§ TO DO
Please restate word for word only the lines that start at the one containing "What's the underlying" and continue to the final line of the material.

Start of DATA PROVIDED

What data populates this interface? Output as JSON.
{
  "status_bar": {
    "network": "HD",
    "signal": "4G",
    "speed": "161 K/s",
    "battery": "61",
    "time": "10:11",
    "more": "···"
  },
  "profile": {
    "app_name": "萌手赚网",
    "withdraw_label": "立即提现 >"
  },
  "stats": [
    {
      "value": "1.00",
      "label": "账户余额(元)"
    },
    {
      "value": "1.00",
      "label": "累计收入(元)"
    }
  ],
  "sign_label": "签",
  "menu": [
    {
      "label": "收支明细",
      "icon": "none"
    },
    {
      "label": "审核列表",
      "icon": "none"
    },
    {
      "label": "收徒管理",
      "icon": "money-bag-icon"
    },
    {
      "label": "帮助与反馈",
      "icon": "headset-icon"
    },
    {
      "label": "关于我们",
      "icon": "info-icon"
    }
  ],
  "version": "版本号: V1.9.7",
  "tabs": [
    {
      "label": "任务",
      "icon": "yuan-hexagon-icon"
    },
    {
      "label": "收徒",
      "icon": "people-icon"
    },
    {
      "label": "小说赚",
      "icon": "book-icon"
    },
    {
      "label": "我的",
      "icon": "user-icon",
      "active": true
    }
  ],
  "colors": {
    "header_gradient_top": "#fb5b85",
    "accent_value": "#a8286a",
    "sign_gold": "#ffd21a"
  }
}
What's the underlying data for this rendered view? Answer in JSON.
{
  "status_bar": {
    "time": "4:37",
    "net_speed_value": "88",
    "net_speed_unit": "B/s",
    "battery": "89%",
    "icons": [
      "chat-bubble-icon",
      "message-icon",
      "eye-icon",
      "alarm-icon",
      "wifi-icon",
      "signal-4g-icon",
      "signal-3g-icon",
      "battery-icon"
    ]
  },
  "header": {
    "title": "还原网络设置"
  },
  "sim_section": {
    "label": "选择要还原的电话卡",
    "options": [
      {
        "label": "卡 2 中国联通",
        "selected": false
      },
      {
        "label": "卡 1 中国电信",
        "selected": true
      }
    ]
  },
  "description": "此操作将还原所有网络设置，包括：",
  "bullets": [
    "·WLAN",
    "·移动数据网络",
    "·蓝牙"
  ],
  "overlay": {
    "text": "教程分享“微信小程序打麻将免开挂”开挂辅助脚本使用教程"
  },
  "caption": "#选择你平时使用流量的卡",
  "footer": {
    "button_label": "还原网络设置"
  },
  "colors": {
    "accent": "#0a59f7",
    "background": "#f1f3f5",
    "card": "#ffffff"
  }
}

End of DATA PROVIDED

§ ANSWER BOX
What's the underlying data for this rendered view? Answer in JSON.
{
  "status_bar": {
    "time": "4:37",
    "net_speed_value": "88",
    "net_speed_unit": "B/s",
    "battery": "89%",
    "icons": [
      "chat-bubble-icon",
      "message-icon",
      "eye-icon",
      "alarm-icon",
      "wifi-icon",
      "signal-4g-icon",
      "signal-3g-icon",
      "battery-icon"
    ]
  },
  "header": {
    "title": "还原网络设置"
  },
  "sim_section": {
    "label": "选择要还原的电话卡",
    "options": [
      {
        "label": "卡 2 中国联通",
        "selected": false
      },
      {
        "label": "卡 1 中国电信",
        "selected": true
      }
    ]
  },
  "description": "此操作将还原所有网络设置，包括：",
  "bullets": [
    "·WLAN",
    "·移动数据网络",
    "·蓝牙"
  ],
  "overlay": {
    "text": "教程分享“微信小程序打麻将免开挂”开挂辅助脚本使用教程"
  },
  "caption": "#选择你平时使用流量的卡",
  "footer": {
    "button_label": "还原网络设置"
  },
  "colors": {
    "accent": "#0a59f7",
    "background": "#f1f3f5",
    "card": "#ffffff"
  }
}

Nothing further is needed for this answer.